Shah has steered many election campaigns successfully following the 2014 win. But his biggest test was during the election five years ago when he was tasked with winning Uttar Pradesh, the most crucial state in the country that elects 80 Lok Sabha members. He worked for almost a year in UP before drawing up a list of candidates who could hold their own against tough rivals in the Samajwadi Party and Bahujan Samaj Party, as well as a few from the Congress. Of the 282 seats BJP won in the Lok Sabha, 71 came from Uttar Pradesh alone.
In Bengaluru, Shah draws a huge crowd of party workers as he is taken on a truck through a two-km stretch in which senior leaders, including former Chief Minister BS Yeddyurappa, accompany him. His roadshow was delayed and it is getting late, but he still decides to hold a meeting with party leaders at the HAL airport from where his flight takes off for Delhi. “I like people who act instinctively, take quick decisions and don’t sleep over it and wait too long for instructions. I like people who dare and act,” he tells us. Contrary to popular perception, he makes friends across party lines easily and knows a great deal about families of politicians from several parties. His friends are from various walks of life and some of the calls he receives, while we are on the flight, congratulate him on his candidature.
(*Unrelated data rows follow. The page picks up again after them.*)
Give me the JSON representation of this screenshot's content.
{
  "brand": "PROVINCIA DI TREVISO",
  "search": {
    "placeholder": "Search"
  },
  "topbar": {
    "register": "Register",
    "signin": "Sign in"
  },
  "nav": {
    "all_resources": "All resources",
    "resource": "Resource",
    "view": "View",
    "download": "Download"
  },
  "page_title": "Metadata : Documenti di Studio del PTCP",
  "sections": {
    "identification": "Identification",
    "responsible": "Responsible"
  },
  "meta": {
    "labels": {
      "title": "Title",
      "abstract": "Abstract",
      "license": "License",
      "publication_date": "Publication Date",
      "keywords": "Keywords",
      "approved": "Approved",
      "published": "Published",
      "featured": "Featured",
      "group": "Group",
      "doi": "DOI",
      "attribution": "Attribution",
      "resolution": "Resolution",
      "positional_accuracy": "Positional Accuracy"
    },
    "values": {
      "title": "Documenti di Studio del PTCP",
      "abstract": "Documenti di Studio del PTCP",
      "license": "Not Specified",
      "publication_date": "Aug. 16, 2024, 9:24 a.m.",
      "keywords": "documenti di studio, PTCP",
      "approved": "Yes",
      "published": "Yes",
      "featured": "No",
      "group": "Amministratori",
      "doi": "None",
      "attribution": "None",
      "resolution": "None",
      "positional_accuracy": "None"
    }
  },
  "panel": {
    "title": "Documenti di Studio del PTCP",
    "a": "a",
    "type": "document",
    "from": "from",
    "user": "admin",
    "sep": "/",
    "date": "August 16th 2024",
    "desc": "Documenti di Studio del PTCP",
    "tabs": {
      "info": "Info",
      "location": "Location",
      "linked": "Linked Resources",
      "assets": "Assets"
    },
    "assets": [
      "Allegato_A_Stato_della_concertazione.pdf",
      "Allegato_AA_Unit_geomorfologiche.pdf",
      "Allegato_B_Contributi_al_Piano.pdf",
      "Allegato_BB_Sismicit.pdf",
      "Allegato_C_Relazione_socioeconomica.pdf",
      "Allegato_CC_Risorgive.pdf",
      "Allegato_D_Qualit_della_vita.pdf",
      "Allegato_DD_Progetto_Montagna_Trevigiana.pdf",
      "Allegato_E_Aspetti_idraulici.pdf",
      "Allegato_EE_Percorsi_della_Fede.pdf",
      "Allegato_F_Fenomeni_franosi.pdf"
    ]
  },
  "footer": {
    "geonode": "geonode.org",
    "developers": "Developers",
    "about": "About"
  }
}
BJP leaders have told me earlier that Shah keeps an eye out for young promising politicians from other parties. “He spots talent and if an opportunity arises, these young people could one day be part of his team. He keeps all his options open, like a quintessential politician,” says a BJP leader.
Shah says that the Modi wave in UP this time is much stronger than what it was in 2014. “There is an upsurge in favour of Modi. Let’s not forget that the last time he was a chief minister when he contested the polls. This time he is the prime minister,” he says. Shah was among those who had backed the idea—long before the 2014 polls—of pitching Modi from the temple-city of Varanasi as a strategy to make major inroads across the state, especially in the eastern belt of Poorvanchal, where the party had been weak. Shah went on to lead, under Modi’s watch, his party to electoral gains in several states including Jammu & Kashmir, Jharkhand, Maharashtra, Haryana, Assam and Tripura, alongside Uttar Pradesh and Uttarakhand.
In Uttar Pradesh this time, the BJP is far ahead on the campaign front. It has already organised a series of mega rallies while others are lagging behind. About the grand coalition of the BSP and SP, Shah tells me, “Remember, elections are not about caste arithmetic alone. Modi has the power to break through barriers of caste, geography and class.”
Shah, as inscrutable as Modi, has over the past five years earned a reputation as a tough taskmaster. He is building a new team of leaders by replacing the old guard, a policy visible in the selection of candidates too, he insists.
He says the night is still young for him as we land in Delhi at 1.15 am. He has people waiting at his home for discussion on campaign literature. Shah admits that he needs very few hours of sleep. “That’s because I sleep very well,” he says. Very early in life, he trained himself to slip into deep sleep as soon as he hit the bed. “Most people take time before they start sleeping well. Through training, you can fall into deep sleep in no time,” he says. He is an all-consuming workaholic, his free time being spent reading the Gita, Chanakya, Vivekananda and Gandhi. A family man, Shah is also into astrology and memorising and chanting shlokas. A diabetic, he practices yoga to keep himself fit.
By the time he goes to bed, it is 3 am. He has to be at the airport at 9 am the next morning for another day of gruelling campaigning. Shah looks as rested as he was last morning. In fact, he had not slept for even a second on the long flight. “I am never tired,” he says with a smile.